> **Problem details**: Select the lines of the records containing the word "Booking" and list them.
*** Begin section ***
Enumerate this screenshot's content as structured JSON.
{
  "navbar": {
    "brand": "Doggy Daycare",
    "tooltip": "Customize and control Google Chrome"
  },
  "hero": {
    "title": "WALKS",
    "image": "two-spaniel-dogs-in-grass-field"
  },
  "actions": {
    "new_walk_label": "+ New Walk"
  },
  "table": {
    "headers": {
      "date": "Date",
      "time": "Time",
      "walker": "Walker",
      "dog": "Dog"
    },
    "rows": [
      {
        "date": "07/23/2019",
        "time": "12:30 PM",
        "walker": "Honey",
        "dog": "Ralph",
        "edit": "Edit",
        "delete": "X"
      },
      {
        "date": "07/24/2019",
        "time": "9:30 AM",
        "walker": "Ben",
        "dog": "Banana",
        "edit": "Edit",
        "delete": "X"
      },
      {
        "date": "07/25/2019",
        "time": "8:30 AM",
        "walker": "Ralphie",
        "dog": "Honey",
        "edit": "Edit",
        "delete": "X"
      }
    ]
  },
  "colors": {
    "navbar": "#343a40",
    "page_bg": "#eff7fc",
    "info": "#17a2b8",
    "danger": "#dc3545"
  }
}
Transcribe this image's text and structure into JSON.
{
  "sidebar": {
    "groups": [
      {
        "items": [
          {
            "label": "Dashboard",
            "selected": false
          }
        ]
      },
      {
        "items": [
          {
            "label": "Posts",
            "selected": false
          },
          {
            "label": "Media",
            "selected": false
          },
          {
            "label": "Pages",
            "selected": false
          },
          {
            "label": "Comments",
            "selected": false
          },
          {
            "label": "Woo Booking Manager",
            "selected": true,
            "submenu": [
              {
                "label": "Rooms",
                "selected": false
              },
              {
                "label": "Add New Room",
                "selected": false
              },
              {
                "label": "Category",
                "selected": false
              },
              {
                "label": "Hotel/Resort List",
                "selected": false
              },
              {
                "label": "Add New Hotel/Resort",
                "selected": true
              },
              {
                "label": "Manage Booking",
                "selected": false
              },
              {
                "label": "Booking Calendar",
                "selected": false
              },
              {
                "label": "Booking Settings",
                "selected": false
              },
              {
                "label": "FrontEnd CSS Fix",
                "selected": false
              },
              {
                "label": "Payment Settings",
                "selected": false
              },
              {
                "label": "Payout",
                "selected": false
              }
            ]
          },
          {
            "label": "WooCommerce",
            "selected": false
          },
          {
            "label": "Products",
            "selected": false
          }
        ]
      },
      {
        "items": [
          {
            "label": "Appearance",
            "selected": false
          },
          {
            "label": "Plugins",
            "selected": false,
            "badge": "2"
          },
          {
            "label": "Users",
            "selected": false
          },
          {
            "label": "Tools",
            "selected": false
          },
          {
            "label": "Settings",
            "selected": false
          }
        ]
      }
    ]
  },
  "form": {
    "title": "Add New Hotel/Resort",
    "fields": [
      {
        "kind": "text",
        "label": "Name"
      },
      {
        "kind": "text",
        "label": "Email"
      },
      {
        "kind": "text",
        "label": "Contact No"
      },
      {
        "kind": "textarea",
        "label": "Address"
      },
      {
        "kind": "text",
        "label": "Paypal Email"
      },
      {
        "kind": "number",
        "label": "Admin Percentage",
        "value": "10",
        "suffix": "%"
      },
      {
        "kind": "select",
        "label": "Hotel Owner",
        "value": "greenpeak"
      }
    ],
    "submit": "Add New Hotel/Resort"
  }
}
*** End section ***
> **Task response**:
            "label": "Woo Booking Manager",
                "label": "Manage Booking",
                "label": "Booking Calendar",
                "label": "Booking Settings",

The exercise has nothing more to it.